This post was written by Joseph Guthrie
The Florida Wildlife Corridor Expedition is now off and running. If you’ve been following it from my blog this might come as a surprise. My apologies. The last few months are a blur of activity and frantic preparation, where we had no time to properly prepare ourselves, much less fill in the background through our blogging.

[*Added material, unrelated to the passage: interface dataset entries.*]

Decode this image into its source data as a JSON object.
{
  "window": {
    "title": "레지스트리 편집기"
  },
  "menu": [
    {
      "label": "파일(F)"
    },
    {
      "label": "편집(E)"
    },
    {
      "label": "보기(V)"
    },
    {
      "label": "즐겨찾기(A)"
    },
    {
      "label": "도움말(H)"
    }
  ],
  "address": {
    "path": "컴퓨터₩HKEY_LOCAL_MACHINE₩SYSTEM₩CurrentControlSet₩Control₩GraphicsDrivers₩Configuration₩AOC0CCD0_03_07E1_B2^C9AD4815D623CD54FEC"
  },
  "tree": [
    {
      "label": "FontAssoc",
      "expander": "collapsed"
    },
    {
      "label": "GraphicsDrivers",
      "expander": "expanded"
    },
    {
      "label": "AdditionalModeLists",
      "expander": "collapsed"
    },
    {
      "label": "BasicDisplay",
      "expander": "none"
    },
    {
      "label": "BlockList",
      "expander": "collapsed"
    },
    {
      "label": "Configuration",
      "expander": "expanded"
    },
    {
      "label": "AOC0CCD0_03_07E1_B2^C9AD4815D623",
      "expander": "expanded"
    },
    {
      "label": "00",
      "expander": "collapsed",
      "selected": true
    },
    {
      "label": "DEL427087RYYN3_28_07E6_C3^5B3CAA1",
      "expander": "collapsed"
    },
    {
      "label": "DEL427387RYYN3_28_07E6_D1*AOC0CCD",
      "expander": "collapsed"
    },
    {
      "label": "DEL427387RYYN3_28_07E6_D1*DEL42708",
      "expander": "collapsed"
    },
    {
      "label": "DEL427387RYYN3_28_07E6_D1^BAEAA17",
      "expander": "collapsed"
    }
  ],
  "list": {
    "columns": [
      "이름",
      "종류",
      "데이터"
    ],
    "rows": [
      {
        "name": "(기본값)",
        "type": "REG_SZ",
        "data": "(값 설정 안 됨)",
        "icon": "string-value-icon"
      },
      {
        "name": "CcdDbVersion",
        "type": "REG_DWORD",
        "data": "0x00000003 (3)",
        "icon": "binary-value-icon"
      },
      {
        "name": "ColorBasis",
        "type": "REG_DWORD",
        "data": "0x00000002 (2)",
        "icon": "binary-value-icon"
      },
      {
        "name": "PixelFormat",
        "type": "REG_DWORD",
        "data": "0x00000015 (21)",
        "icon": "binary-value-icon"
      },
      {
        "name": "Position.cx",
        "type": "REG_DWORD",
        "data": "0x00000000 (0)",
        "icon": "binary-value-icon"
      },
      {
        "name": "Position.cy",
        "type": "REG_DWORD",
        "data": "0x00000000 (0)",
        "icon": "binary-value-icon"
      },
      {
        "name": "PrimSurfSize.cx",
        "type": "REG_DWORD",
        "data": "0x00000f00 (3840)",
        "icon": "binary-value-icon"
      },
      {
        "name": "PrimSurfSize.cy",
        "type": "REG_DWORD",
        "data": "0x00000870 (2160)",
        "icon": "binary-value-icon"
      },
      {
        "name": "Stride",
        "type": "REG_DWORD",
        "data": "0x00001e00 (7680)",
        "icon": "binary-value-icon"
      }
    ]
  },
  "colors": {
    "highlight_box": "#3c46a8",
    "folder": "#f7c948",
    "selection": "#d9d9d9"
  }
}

We made it to the start by working insane hours, working the phone and email around through all hours of the night. The two and a half weeks between the holidays and the start of the Expedition Carlton and Elam and I all suffered from intense sleep deprivation as we hurried between meetings and our computers, buying gear, talking to our collaborators, organizing our equipment. We shopped for a trailer that could carry our kayaks, bikes, paddleboards, camera equipment. We researched specific properties, specific wildlife species and conservation issues we wanted to highlight. Before we could get into any depth we would be distracted by another more immediate concern. The dry bags for stowing gear on our kayaks were out of stock. The wireless service provider for our portable wi-fi hotspots wanted a contract that we were not willing to pay for. We had two phone interviews and a conference call all going on at the same time. The rudder kits for our kayaks, which we naively thought we’d assemble ourselves, were far too involved and we needed them fixed by a pro. It seemed like one million adapter wires and batteries and connectors flooded the dining room table of Carlton’s house. Details, details, details…it was chaos.
The packing and organizing continued up to the moments before we launched our boats from the beach. Elam, the organized one, had pulled all nighters loading his gear into his vehicle at his home in Blountstown on Friday night. He arrived on Saturday in Tampa. Once the inside of the trailer was finished on Saturday night, Elam’s gear was ready to go in. He and our trailer driver Rick Smith retired to a hotel for well-earned sleep. Carlton stayed up all night Saturday packing his camera equipment and doing last minute stashing and captioning of photos from our route scouting for distribution later. I, the least equipment-laden of our team, managed two hours of sleep.
And then it was Sunday, the day of our departure for Everglades National Park and the start of our trip. By Monday evening we were camping beside Florida Bay. Brown pelicans sailed overhead as we took our spanking new kayaks out for their maiden voyage, a 15 minute spin. Mallory, the most experienced paddler of the group, provided instructions. We still had not rigged the kayak solar panels that we wanted to power our devices while we were out in the wilderness for seven days. We still had not loaded reliable satellite imagery into our GPS for our navigation. The press was mingling in our group. Important people would be arriving in hours to see us off. How would we be able to do this with so little practical preparation?
Somehow we pulled it off. Carlton and I were both awake that last night until 5 a.m. Once the sun was us up there was no more chance to fool around with the phone or the computer. We had to load the boats and go. Packing took until 2:30 in the afternoon, nearly two hours later than we’d intended, but we finally shoved off into the Bay. A flock of willet milled in the shallows just down the beach. The weather forecast was perfect. As I pulled through the first paddle stroke I felt relief begin to work through my system. Now we had to just go do the thing.